Sharon V. Betcher is a freelance academic, living on Whidbey Island, Washington, and Affiliate Professor of Theology, Research and Teaching Fellow, at Vancouver School of Theology (Vancouver, BC).  She is the author of two academic manuscripts, Spirit and the Politics of Disablement (Fortress, 2007) and Spirit and Cosmopolis: Theology for Seculars (Fordham, forthcoming 2013) as well as essays on ecological, postcolonial and disabilities theologies within multiple anthologies.  Over the past several years, she has been exploring the diverse genres within creative nonfiction and recently won first place in the Whidbey Island Center for the Arts’ 100 Word Story Smash with her composition, “Blackberry Memorial” and in the Whidbey Island Writer’s Association 2012 1200 word memoir competition with her composition “Facing Diminishment.”

Respondent: Professor Mayra Rivera Rivera.

 

Gianna Pomata

"The Medical Case Across Cultures: Comparing the European Observatio and the Chinese Yi'an"

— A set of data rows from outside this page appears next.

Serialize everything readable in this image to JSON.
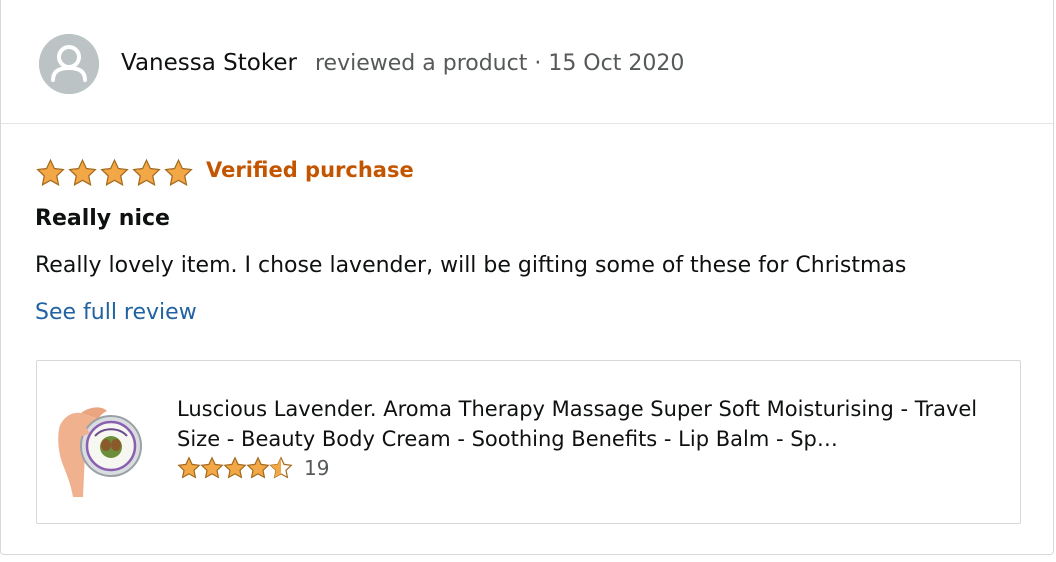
{
  "review": {
    "reviewer_name": "Vanessa Stoker",
    "action_text": "reviewed a product · 15 Oct 2020",
    "rating": 5,
    "verified_label": "Verified purchase",
    "title": "Really nice",
    "body": "Really lovely item. I chose lavender, will be gifting some of these for Christmas",
    "see_full_label": "See full review"
  },
  "product": {
    "name": "Luscious Lavender. Aroma Therapy Massage Super Soft Moisturising - Travel Size - Beauty Body Cream - Soothing Benefits - Lip Balm - Sp…",
    "rating": 4.5,
    "rating_count": "19"
  },
  "colors": {
    "star": "#f3a847",
    "verified": "#c45500",
    "link": "#2162a1",
    "avatar": "#bcc3c5"
  }
}
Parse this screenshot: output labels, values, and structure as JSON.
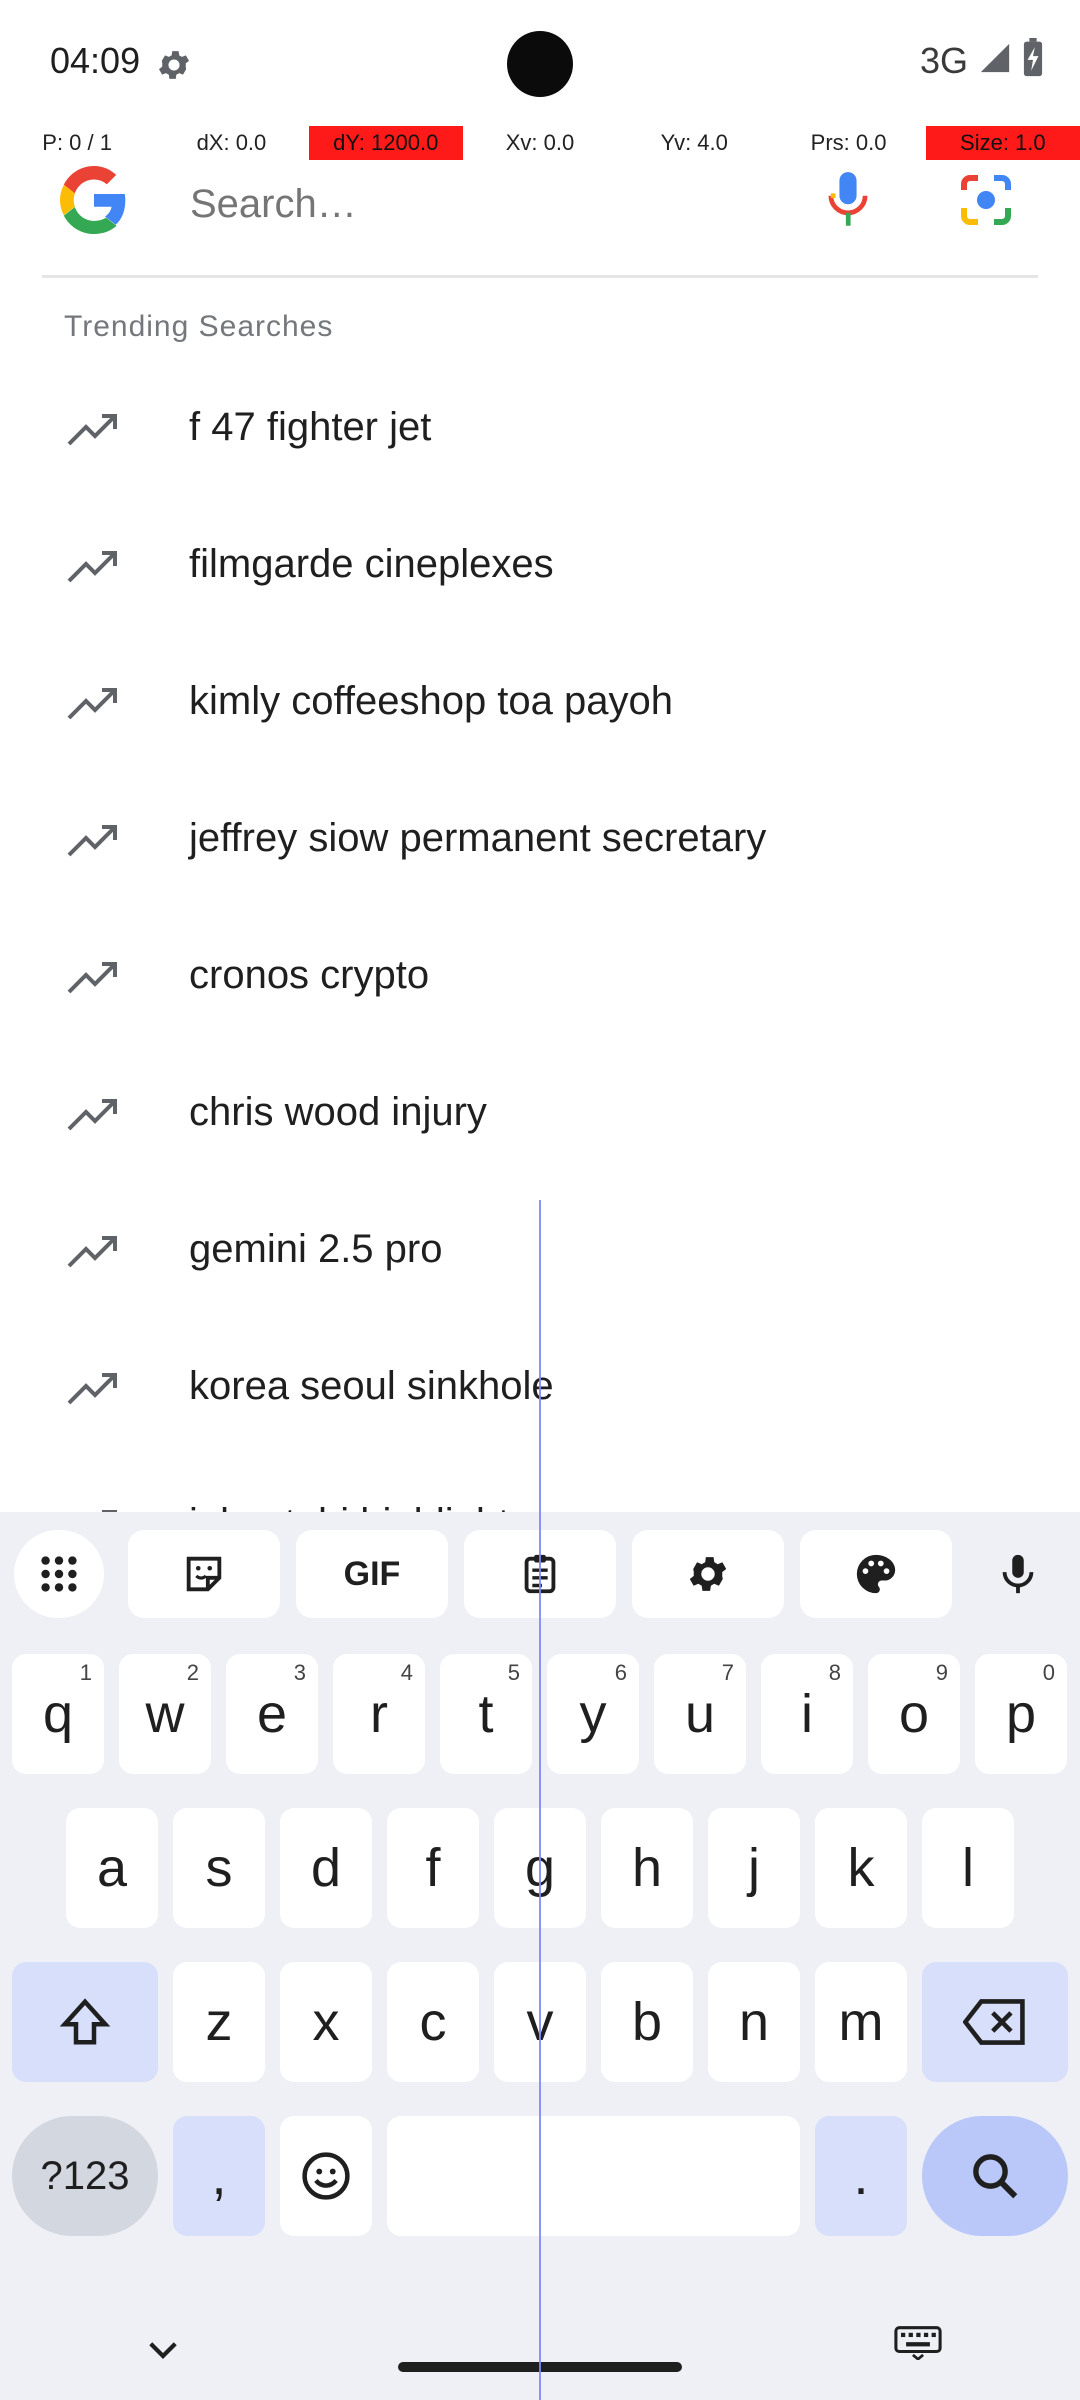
{
  "status": {
    "time": "04:09",
    "network": "3G"
  },
  "overlay": [
    "P: 0 / 1",
    "dX: 0.0",
    "dY: 1200.0",
    "Xv: 0.0",
    "Yv: 4.0",
    "Prs: 0.0",
    "Size: 1.0"
  ],
  "search": {
    "placeholder": "Search…"
  },
  "trending": {
    "title": "Trending Searches",
    "items": [
      "f 47 fighter jet",
      "filmgarde cineplexes",
      "kimly coffeeshop toa payoh",
      "jeffrey siow permanent secretary",
      "cronos crypto",
      "chris wood injury",
      "gemini 2.5 pro",
      "korea seoul sinkhole",
      "jalan tahi highlight"
    ]
  },
  "keyboard": {
    "toolbar": [
      "apps-grid",
      "sticker",
      "GIF",
      "clipboard",
      "settings",
      "theme",
      "mic"
    ],
    "gif_label": "GIF",
    "row1": [
      [
        "q",
        "1"
      ],
      [
        "w",
        "2"
      ],
      [
        "e",
        "3"
      ],
      [
        "r",
        "4"
      ],
      [
        "t",
        "5"
      ],
      [
        "y",
        "6"
      ],
      [
        "u",
        "7"
      ],
      [
        "i",
        "8"
      ],
      [
        "o",
        "9"
      ],
      [
        "p",
        "0"
      ]
    ],
    "row2": [
      "a",
      "s",
      "d",
      "f",
      "g",
      "h",
      "j",
      "k",
      "l"
    ],
    "row3": [
      "z",
      "x",
      "c",
      "v",
      "b",
      "n",
      "m"
    ],
    "symbols_label": "?123",
    "comma": ",",
    "period": "."
  },
  "colors": {
    "overlay_highlight": "#ff1a1a",
    "keyboard_bg": "#eef0f6",
    "modifier_key": "#d8dffa"
  }
}
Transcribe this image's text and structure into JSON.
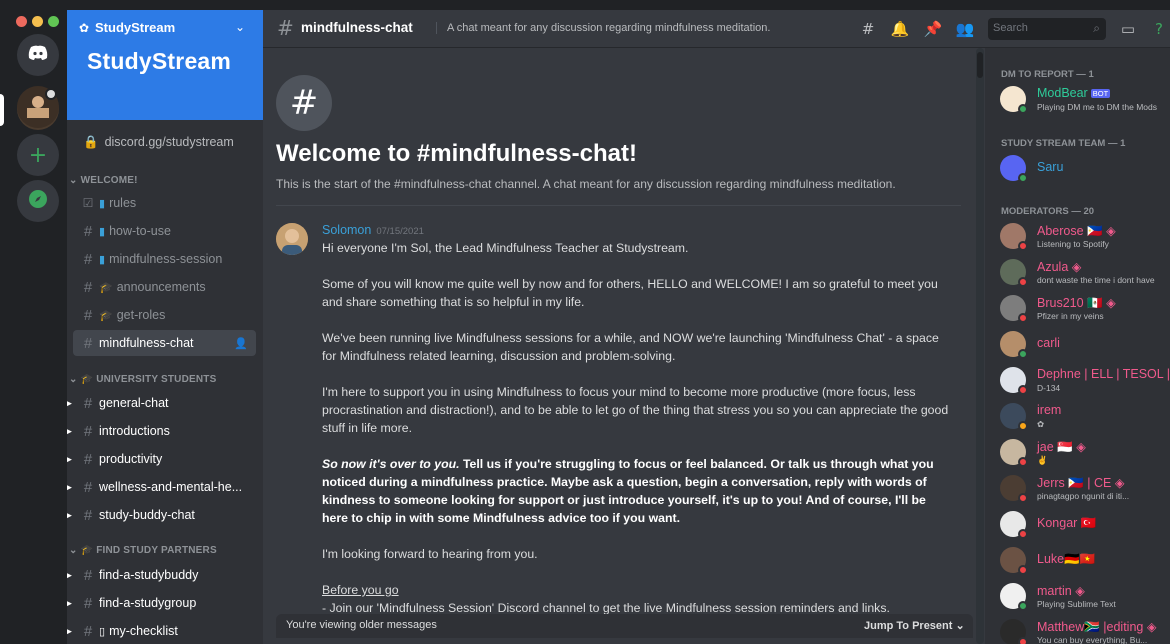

Professor at the Institute of the History of Medicine

The Johns Hopkins University

April 15, 2013, 5:15-6:45 PM 

Science Center, Lecture Hall 469

Daud Ali

"The Marks of a Man: Physiognomy, Moral Causation and the Everyday in Early India"

Daud Ali is an historian of pre-Mughal South Asia. His area of training and expertise is early medieval South Asia, but his research interests have expanded over the years. His research has focused on the history of mentalities and practices in pre-Sultanate South Asia, and he has published on a wide range of subjects, including courtly and monastic discipline, mercantile practices, conventions in erotic poetry and courtship, slavery, ideas of space, time and history in inscriptions, early Southeast Asian history, and, most recently, on gardens and landscape in the medieval Deccan. Future and ongoing projects include collaborative projects on the history of friendship in early and medeival South Asia, a translation of a Buddhist text on erotics, as well as a study of the production of the king Bhoja cycles in Western India.

April 18, 2013, 5-7 PM

Respondent: Professor Janet Gyatso.

 

marmon_violenceofnaming_november2012.mp384.12 MB
salamon_limping_february2013.mp344.08 MB
betchercryptography_march2013.mp386.94 MB
alimarksofaman_april2013.mp349.56 MB